Here's an excerpt:

Because there is always something else that is more important than women. A war must be won before they can get the right to vote, or a depression must be fixed before women's concerns can be addressed, or a revolution must be finished first or an occupier must be vanquished, or something else equally important must take precedence. Women. Never. Come. First. I remember an interview with an Afghan man when the Taliban first came into power there. At first his daughters could go to school only in burqas and wearing gloves. Then they couldn't go to school at all. This educated man said that the time to worry about his daughters' education was to be later. First they needed to get the warring over. And so it goes. Always. In twenty years' time, when some future Andrew Sullivan gives you that very same excuse, remember this post.

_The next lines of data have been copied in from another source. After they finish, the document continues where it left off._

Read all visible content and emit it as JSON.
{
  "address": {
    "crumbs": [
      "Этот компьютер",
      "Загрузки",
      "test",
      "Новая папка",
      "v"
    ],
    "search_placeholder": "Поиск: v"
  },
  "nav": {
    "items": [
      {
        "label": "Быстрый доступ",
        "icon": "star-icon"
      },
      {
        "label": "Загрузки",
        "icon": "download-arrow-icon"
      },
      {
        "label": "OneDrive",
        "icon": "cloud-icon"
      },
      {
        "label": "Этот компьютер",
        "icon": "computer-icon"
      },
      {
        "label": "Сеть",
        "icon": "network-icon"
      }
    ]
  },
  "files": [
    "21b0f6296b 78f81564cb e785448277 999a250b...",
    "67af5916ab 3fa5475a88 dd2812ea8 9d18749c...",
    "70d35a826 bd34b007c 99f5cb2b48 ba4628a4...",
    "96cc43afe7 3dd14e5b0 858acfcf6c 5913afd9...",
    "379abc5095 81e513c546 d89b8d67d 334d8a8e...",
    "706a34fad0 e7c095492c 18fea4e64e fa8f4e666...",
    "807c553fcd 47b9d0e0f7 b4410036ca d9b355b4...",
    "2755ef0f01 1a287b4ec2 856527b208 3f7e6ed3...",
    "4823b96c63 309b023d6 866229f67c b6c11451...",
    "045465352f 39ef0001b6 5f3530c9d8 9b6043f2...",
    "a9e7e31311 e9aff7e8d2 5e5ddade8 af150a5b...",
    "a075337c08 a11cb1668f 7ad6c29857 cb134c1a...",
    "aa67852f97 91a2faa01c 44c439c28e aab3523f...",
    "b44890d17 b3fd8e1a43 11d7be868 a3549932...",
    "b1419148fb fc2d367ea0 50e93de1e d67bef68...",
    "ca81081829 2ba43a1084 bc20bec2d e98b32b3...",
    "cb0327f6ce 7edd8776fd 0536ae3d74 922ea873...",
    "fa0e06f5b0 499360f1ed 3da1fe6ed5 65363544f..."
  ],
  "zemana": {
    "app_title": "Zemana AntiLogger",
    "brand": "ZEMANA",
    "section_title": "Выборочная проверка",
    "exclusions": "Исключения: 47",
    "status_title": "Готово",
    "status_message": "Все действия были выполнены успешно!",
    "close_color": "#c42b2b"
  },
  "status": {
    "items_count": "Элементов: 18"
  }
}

Women have always tended to put others before themselves. But as those conflicting e-mails whizzing through cyberspace prove, women are thinking deeply about this election. Whatever reasons we might have for voting one way or another, let us not allow the Andrew Sullivans of the world to determine the worthiness of our decisions.

· · · · · 

Political Engagement, Beyond Super Tuesday

Political engagement has been huge this election cycle. Gloria Feldt hopes that this engagement does not end after Super Tuesday.

· · · · · 

I Am Roe, and I Have Questions

The elections will determine the future for all of us Roes. That’s why a mortally wounded Roe v Wade’s 35th anniversary requires the candidates to answer my questions in full.

· · · · · 

Border Crossings, Both Ways

One relationship between the U.S. and Mexico is seldom acknowledged: the movement of women across the border in both directions to obtain abortions.

· · · · · 

On Her Birthday, Remembering Margaret Sanger

Margaret Sanger’s vivid, impassioned words resonate even today.

· · · · · 

Turn Down The Heat On Clinic Protests

This week anti-choice extremist organization Operation Save America will descend upon the New Woman, All Women Healthcare Clinic; Gloria Feldt asks all of us to reflect on our role in the drama.

· · · · · 

The Power of Language: The Abortion Ban

The U.S. Supreme Court's decision upholding the federal abortion ban is based on a public relations campaign of biased and inaccurate language. As a result, women's health will suffer.

· · · · · 

Thank You, Imus, for a Teachable Moment

"Was there ever any domination that did not appear natural to those who possessed it?"John Stuart Mill

This is a Moment with a capital "M." The opportunity for fundamental social change doesn't come often, so let's take full advantage of it.

Shock jock Don Imus's racist and sexist remarks about the Rutgers University women's basketball team didn't go beyond his typical bottom feeder discourse, but in this age of YouTube and internet rapid response capability, his sleazy pot shots against a target so clearly undeserving of epithets have captured the nation's attention. We've been riveted to the story and it has brought us together. Interest soon turned to outrage; the outrage continues to mushroom into new social expectations. Suddenly it is Imus who's shocked. Even Oprah is talking about it, and when a story reaches that level, you know Imus had better head for rehab fast because the times, they are a-changing.

· · · · · 

An Auspicious D.C. Tea Party

Gloria Feldt is a leading expert in women's rights, women's health, and politics from where the personal meets the political. She is also a Women's Media Center board member.

Change is in the air this week in Washington, D.C. "This is what happens when they ban smoking in those smoke-filled rooms," observed Congresswoman Rosa De Lauro (D-CT) as she welcomed some 1,000 women to high tea January 3 in honor of the first female speaker of the U.S. House of Representatives, Nancy Pelosi (D-CA).

The mood in the Mellon Auditorium on Capitol Hill was buoyant among this gathering of partisans and issue advocates. Many, like me, have tasted both victory and defeat time after time in the struggle to advance liberty and justice for women. Now, with Nancy Pelosi leading a newly elected Democratic majority, a question was raised repeatedly in conversations throughout the elegant hall: "Will this time really be different?"

· · · · ·